The frustrating quest for dark-matter continues. An unidentified X-ray signature recently observed in a nearby galaxy clusters is not due to the decay of dark matter, researchers report. The findings ruled out previously proposed interpretations of dark matter particle physics. But the near future for solving this great mystery of 21st-century astronomy looks bright.
Despite its cosmological abundance and the well-established astrophysical evidence of its existence, little is known about the mysterious, invisible dark matter particles. Some models of dark matter predict that they might slowly decay into ordinary matter. If so, the process of dark matter decay would produce faint photon emissions detectable by X-ray telescopes.
Unidentified X-ray Emission Line
Recent X-ray observations of nearby galaxy clusters have detected an unidentified X-ray emission line at 3.5 kiloelectronvolts (keV), which has been interpreted by some as a signature of dark matter decay. Specifically, the X-ray emission was linked to a hypothetical dark matter particle known as a sterile neutrino – a theoretical particle that is believed to interact only via gravity and not via other fundamental interactions of the Standard Model. If this is correct, dark matter surrounding our Galaxy should decay and produce a similar X-ray emission line, spread faintly across the entire night sky.

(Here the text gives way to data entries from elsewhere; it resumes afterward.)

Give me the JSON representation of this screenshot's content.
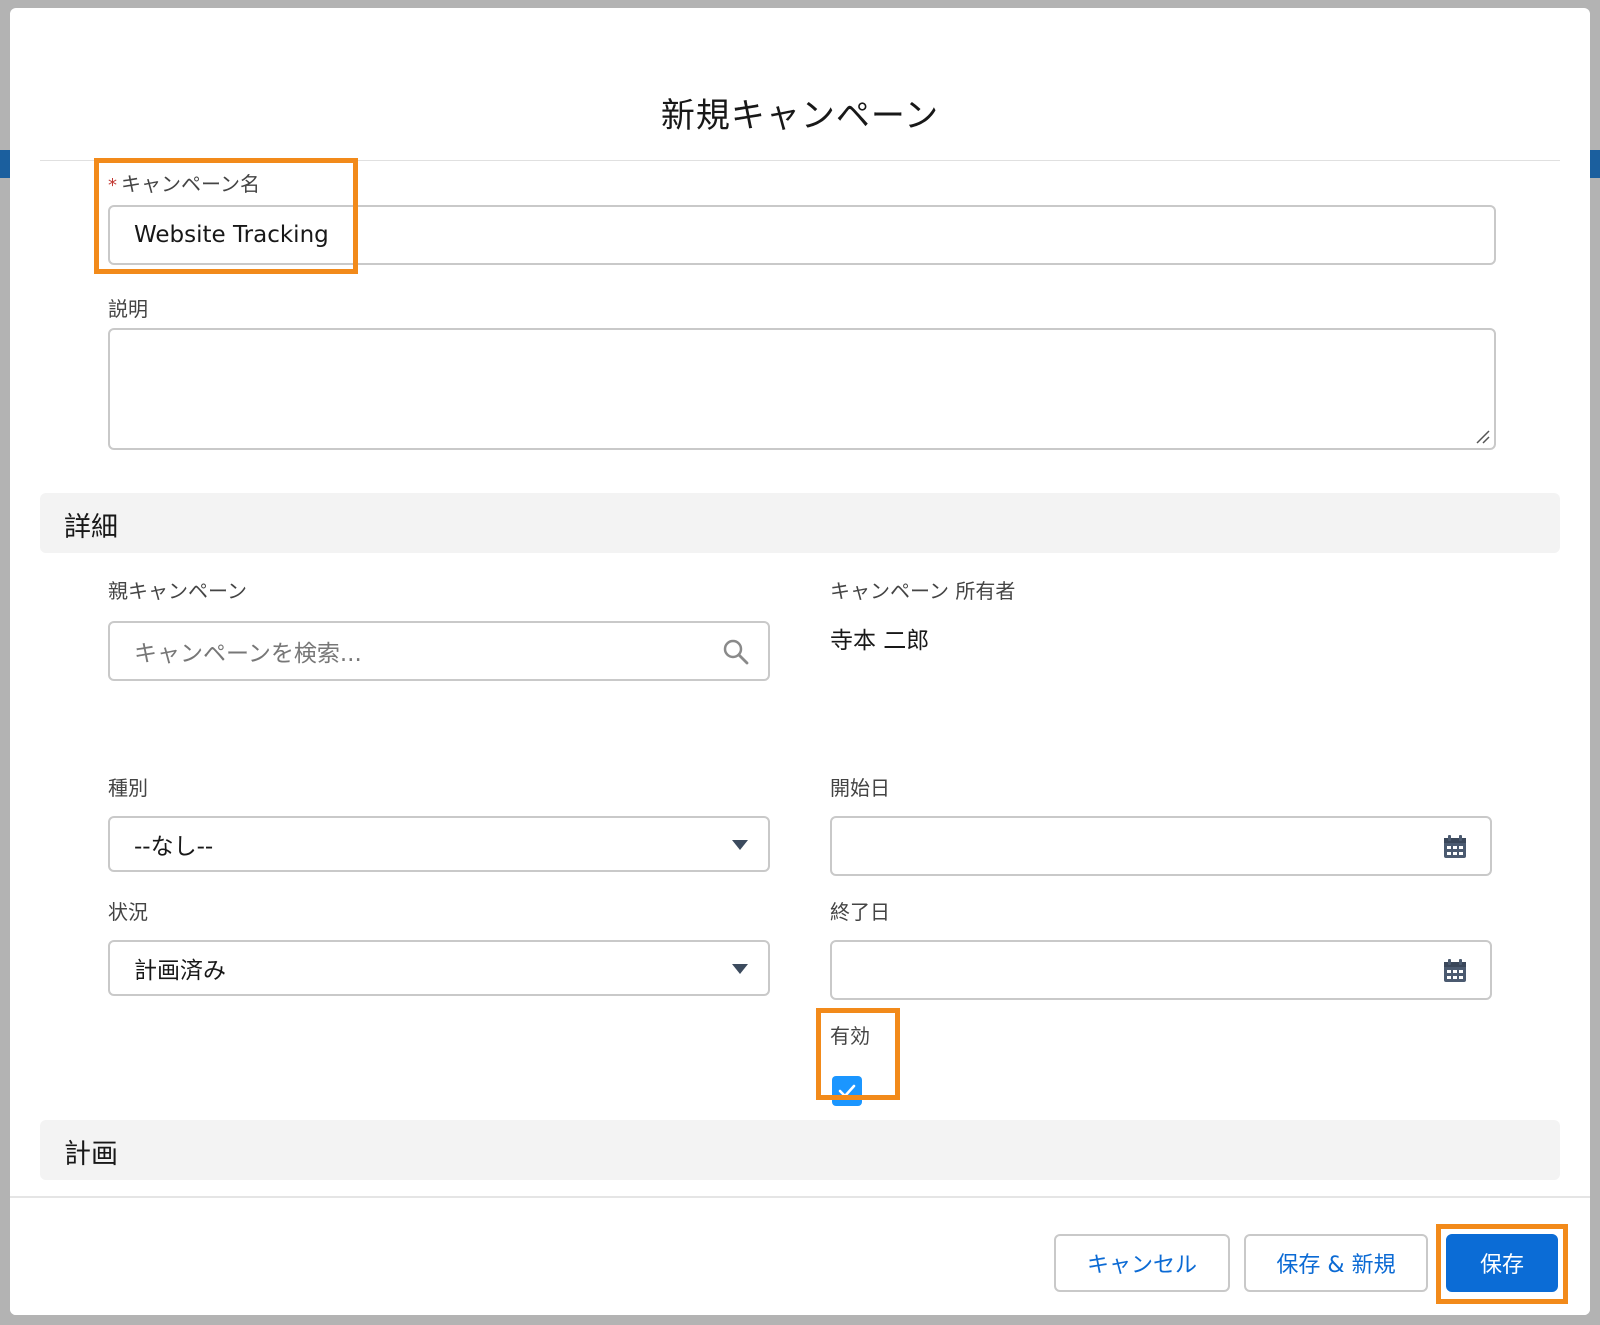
{
  "modal": {
    "title": "新規キャンペーン"
  },
  "campaign_name": {
    "required_mark": "*",
    "label": "キャンペーン名",
    "value": "Website Tracking"
  },
  "description": {
    "label": "説明",
    "value": ""
  },
  "sections": {
    "details_title": "詳細",
    "plan_title": "計画"
  },
  "parent_campaign": {
    "label": "親キャンペーン",
    "placeholder": "キャンペーンを検索..."
  },
  "owner": {
    "label": "キャンペーン 所有者",
    "value": "寺本 二郎"
  },
  "type": {
    "label": "種別",
    "selected": "--なし--"
  },
  "start_date": {
    "label": "開始日",
    "value": ""
  },
  "status": {
    "label": "状況",
    "selected": "計画済み"
  },
  "end_date": {
    "label": "終了日",
    "value": ""
  },
  "active": {
    "label": "有効",
    "checked": true
  },
  "footer": {
    "cancel_label": "キャンセル",
    "save_new_label": "保存 & 新規",
    "save_label": "保存"
  },
  "colors": {
    "brand_blue": "#0b6cd6",
    "checkbox_blue": "#1b96ff",
    "highlight_orange": "#f28a1a",
    "required_red": "#c23934"
  },
  "icons": {
    "search": "search-icon",
    "calendar": "calendar-icon",
    "dropdown": "chevron-down-icon",
    "check": "check-icon"
  }
}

Physicists have suggested that dark matter is a closely related cousin of the neutrino, called the sterile neutrino. Neutrinos – subatomic particles with no charge and which rarely interact with matter – are released during nuclear reactions taking place inside the sun. They have a tiny amount of mass, but this mass isn’t explained by the Standard Model of Particle Physics. Physicists suggest that the sterile neutrino, a hypothetical particle, could account for this mass and also be dark matter.
Searching the Milky Way’s Dark-Matter Halo
Christopher Dessert and colleagues searched for the 3.5 keV signal within the ambient halo of the Milky Way using data from the European Space Agency’s XMM-Newton space telescope. “Everywhere we look, there should be some flux of dark matter from the Milky Way halo,” said Nicholas Rodd, currently a particle phenomenologist at CERN, because of our solar system’s location in the galaxy. “We exploited the fact that we live in a halo of dark matter.” Rodd’s research focuses on the search for dark matter in astrophysical datasets, an approach known as indirect detection.
Dessert, Rodd and colleagues analyzed blank-sky observations (parts of the sky away from large X-ray emitting regions) with a total exposure time of roughly a year, finding no evidence for the predicted 3.5 KeV line. According to the authors, the findings rule out the predicted signal strength by over an order of magnitude.
“When searching for X-ray photons coming from dark matter, arguably the two most important parameters of your telescope are: 1. How well it can determine the photon energy; and 2. How many photons it collects. It is very challenging to make strides on the second of these,” Nicholas Rodd wrote in an email to The Daily Galaxy. “We already have instruments like XMM-Newton that have been collecting X-rays for over two decades, giving them a significant head start on any new telescope,” he explained.
“But technological improvements will allow new instruments to determine X-ray energies far more accurately,” Rodd observed in his email. “This matters for a potential dark-matter signal like the 3.5 keV line, because as the name suggests, it is expected to be a very narrow line in X-rays. Future instruments – including the NASA’s X-Ray Imaging and Spectroscopy Mission
(XRISM), due to launch within a year, and in the longer term Advanced Telescope for High-ENergy Astrophysics (Athena) – should start to see a very narrow feature coming from dark matter, if that’s where the anomaly originates, and play a key role in resolving this dark-matter mystery.”
Image credit: Data gathered by the Hubble Space Telescope creates a map of dark matter.